[Stored data entries]
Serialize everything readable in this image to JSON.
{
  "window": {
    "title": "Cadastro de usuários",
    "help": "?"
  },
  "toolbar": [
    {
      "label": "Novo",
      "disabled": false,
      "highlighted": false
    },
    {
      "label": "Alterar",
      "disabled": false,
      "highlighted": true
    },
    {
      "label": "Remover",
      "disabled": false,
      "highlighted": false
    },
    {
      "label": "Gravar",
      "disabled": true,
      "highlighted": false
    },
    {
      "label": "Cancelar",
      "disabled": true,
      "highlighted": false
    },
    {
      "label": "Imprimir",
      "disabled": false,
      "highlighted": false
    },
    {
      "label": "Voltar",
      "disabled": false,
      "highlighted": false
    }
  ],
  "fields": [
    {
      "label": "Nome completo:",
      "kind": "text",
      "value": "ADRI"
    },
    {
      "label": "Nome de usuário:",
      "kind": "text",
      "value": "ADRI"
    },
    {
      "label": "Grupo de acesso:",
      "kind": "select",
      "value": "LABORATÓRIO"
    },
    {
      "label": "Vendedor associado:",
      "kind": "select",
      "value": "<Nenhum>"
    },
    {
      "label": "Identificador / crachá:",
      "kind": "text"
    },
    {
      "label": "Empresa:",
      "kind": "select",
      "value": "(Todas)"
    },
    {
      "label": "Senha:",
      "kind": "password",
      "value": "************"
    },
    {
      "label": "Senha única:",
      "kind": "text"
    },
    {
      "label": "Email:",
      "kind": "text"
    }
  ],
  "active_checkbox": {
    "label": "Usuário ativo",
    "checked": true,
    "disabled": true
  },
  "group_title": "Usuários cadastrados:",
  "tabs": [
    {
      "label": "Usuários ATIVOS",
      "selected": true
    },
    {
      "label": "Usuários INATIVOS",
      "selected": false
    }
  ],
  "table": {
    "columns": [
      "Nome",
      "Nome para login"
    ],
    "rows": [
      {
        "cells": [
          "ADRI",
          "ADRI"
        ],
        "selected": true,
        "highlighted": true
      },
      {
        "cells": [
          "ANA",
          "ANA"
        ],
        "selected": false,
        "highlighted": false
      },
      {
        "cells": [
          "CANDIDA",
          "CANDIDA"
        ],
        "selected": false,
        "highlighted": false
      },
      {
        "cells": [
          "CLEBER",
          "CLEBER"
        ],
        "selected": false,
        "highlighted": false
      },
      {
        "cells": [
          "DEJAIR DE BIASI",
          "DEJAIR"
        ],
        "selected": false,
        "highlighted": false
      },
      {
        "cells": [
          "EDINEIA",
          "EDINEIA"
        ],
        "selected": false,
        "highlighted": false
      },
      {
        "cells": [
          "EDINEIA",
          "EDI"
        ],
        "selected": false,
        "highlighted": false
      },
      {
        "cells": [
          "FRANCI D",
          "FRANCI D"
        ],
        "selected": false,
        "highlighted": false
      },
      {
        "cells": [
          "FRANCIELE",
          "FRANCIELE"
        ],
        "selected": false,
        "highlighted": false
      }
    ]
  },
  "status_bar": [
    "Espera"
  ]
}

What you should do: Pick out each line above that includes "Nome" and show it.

The completed task:
      "label": "Nome completo:",
      "label": "Nome de usuário:",
      "Nome",
      "Nome para login"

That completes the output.